Madonna della sedia (after Raphael)
||1800 - 1899
||Oil on canvas
||322 x 274 mm
|Place of origin
||Llanerchaeron, Ceredigion (Accredited Museum)
|Not on show
The original Madonna della Sedia by Raphael is a circular painting, or tondo, painted in Rome around 1513/14. It has universal appeal and is one of the most copied works of the 17th, 18th and 19th centuries. The National Trust have at least 15 copies, in various media, in their care, alone. Raphael’s picture, once in the Uffizi, seized during the Napoleonic Wars and in Paris between 1799-1815, is now in the Palazzo Pitti, Florence. As legend has it, it was painted on the bottom of a barrel and has gained its title because the Virgin sits in a chair. She is shown as a contemporary Italian woman, wearing a gypsy scarf and green embroidered shawl over her blue dress, tenderly embracing the Christ child, dressed in yellow, and looking directly at us whilst John the Baptist stands behind.
Oil painting on canvas, Madonna della sedia (after Raphael), after Raphael (Urbino 1483 – Rome 1520), 19th century. An upright oval copy of the original painting by Raphael of the Madonna della sedia in the Palazzo Pitti with carved end of a seat in foreground.
Part of Pamela Ward Collection, bequeathed to National Trust in 1994
Llanerchaeron, The Pamela Ward Collection (National Trust)
Marks and inscriptions

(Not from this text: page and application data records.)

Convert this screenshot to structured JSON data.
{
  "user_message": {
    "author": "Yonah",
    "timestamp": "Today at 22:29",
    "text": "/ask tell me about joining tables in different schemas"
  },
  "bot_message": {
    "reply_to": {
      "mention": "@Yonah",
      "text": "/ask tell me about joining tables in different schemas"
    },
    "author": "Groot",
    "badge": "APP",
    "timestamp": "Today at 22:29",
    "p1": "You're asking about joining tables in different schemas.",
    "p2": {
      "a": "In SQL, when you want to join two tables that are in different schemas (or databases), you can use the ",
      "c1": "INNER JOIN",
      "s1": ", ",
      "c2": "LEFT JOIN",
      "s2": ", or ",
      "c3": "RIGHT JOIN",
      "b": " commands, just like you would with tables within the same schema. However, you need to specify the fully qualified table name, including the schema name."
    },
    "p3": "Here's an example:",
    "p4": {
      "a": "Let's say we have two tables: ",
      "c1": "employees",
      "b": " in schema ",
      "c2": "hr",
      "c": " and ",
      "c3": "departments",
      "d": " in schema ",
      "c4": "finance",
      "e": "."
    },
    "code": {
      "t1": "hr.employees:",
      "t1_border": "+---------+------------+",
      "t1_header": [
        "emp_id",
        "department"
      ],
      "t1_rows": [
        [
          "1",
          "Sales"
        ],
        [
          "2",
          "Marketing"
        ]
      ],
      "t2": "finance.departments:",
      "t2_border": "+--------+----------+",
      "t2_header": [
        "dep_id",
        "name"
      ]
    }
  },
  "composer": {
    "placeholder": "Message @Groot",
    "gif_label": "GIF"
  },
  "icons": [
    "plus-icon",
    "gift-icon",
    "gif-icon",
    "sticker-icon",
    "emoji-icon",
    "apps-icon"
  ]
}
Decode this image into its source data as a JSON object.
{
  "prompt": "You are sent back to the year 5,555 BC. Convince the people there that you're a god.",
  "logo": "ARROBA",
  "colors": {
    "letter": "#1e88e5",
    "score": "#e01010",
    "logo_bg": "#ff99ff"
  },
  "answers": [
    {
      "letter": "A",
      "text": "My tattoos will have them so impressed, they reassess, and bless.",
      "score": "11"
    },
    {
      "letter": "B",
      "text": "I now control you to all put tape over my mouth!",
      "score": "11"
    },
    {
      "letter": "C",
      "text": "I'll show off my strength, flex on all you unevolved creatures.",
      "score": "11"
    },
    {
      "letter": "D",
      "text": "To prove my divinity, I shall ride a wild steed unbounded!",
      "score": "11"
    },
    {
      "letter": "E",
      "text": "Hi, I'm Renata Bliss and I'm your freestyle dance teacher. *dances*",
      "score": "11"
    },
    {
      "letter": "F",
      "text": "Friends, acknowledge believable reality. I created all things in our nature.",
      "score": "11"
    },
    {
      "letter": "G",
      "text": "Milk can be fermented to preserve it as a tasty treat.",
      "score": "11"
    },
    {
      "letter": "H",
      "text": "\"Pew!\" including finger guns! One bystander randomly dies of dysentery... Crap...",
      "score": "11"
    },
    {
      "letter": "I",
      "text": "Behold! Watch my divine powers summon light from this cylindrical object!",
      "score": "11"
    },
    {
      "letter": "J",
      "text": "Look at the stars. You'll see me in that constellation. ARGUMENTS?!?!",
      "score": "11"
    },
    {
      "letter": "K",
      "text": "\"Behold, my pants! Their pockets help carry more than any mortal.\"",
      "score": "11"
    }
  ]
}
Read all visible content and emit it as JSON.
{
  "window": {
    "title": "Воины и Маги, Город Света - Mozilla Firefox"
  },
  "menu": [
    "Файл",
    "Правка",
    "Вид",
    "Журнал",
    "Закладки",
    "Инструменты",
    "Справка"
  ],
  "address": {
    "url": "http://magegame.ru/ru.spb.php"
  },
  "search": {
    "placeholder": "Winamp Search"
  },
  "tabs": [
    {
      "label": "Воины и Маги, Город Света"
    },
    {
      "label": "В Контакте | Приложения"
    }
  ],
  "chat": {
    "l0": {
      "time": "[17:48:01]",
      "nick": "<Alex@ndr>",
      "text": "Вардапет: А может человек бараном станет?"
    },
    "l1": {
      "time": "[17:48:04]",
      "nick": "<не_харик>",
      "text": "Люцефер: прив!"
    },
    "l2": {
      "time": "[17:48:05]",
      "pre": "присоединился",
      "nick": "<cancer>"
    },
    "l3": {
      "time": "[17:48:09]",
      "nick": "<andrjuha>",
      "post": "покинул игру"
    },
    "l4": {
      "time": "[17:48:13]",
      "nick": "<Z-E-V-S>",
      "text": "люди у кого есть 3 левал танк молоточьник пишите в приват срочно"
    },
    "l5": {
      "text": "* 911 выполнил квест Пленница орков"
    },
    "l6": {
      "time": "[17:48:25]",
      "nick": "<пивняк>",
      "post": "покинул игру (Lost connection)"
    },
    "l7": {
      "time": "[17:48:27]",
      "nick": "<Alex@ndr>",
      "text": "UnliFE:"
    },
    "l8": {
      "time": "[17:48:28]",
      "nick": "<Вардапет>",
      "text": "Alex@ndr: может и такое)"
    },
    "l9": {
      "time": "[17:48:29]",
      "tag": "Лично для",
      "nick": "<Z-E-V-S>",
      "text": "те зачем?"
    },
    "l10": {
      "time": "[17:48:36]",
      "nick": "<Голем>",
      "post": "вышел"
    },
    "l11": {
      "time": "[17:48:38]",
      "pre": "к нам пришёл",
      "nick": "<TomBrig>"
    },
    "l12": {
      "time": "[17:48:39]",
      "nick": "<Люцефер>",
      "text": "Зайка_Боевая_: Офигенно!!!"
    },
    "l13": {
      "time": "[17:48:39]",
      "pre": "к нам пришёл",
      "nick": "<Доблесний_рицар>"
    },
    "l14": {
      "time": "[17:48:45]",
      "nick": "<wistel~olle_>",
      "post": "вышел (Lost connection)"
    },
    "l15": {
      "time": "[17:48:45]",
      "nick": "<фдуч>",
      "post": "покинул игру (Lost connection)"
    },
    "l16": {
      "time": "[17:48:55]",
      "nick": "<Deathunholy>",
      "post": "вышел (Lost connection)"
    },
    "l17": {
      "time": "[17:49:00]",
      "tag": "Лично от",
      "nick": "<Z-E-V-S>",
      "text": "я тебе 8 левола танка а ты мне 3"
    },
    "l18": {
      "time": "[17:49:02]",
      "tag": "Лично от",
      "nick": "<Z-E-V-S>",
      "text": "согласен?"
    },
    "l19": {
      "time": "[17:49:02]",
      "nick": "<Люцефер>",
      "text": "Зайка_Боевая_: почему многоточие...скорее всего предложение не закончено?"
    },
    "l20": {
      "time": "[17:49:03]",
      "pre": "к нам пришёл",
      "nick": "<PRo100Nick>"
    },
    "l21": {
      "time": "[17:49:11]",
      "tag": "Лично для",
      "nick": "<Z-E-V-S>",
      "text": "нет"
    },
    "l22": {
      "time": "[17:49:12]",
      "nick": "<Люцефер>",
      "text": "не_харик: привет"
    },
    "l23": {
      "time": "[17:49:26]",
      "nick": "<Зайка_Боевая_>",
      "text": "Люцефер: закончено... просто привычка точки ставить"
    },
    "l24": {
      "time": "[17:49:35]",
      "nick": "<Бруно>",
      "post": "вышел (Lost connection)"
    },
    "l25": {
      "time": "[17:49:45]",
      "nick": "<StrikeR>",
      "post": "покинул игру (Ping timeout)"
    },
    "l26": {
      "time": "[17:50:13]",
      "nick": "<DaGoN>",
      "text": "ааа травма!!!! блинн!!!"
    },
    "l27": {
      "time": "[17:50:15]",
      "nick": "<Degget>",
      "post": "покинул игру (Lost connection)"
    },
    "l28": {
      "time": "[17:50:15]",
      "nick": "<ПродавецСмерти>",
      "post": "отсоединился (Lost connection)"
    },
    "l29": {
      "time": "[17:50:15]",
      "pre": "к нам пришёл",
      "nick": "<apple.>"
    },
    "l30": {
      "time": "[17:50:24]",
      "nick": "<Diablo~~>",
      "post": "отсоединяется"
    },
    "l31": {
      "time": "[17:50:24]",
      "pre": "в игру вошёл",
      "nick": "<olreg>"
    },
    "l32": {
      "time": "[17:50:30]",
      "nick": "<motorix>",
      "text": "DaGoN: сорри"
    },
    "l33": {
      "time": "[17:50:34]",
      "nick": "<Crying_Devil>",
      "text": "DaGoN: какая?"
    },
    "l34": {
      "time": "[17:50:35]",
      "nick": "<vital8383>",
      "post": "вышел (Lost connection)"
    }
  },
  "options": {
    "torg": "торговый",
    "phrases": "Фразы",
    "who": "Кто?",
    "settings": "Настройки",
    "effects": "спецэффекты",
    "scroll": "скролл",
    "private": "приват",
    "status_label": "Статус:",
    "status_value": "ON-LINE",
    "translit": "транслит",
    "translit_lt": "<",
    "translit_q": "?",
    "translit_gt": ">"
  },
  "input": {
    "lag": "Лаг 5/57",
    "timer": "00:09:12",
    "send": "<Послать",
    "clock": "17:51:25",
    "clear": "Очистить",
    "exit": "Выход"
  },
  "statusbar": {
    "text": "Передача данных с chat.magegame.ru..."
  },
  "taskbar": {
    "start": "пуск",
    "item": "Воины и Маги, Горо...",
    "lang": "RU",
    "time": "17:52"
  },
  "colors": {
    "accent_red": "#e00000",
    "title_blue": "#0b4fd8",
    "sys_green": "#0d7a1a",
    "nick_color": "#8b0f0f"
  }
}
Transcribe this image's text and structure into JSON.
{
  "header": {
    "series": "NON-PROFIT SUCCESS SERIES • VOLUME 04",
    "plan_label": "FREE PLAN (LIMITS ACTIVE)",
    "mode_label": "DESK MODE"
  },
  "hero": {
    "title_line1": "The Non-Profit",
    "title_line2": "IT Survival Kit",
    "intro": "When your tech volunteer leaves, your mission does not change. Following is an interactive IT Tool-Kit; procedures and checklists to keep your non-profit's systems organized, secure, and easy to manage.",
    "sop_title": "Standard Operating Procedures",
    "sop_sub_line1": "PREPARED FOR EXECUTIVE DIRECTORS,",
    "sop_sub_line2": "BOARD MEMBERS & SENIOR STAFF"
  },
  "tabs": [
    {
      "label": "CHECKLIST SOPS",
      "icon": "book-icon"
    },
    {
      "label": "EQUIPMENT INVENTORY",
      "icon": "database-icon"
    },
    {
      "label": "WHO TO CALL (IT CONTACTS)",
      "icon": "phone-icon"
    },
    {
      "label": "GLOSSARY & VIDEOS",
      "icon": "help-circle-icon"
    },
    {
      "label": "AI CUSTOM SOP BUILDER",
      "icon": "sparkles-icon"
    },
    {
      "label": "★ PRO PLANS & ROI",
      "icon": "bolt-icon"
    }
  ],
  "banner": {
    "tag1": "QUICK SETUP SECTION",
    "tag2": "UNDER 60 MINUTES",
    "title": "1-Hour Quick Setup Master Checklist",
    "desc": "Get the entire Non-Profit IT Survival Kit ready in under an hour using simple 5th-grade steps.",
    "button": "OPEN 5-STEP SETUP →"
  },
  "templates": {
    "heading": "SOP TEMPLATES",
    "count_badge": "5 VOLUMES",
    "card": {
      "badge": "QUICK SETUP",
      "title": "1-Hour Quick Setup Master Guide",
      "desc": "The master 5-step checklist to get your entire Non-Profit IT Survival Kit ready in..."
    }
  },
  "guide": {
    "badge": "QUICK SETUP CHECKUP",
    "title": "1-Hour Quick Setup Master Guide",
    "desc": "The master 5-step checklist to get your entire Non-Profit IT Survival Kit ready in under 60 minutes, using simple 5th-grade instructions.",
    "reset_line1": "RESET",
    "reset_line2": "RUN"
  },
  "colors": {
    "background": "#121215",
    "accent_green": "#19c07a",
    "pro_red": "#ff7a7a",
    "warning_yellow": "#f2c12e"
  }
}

110 440 The two 40 croft. (label on back)
Makers and roles
after Raphael (Urbino 1483 – Rome 1520), artist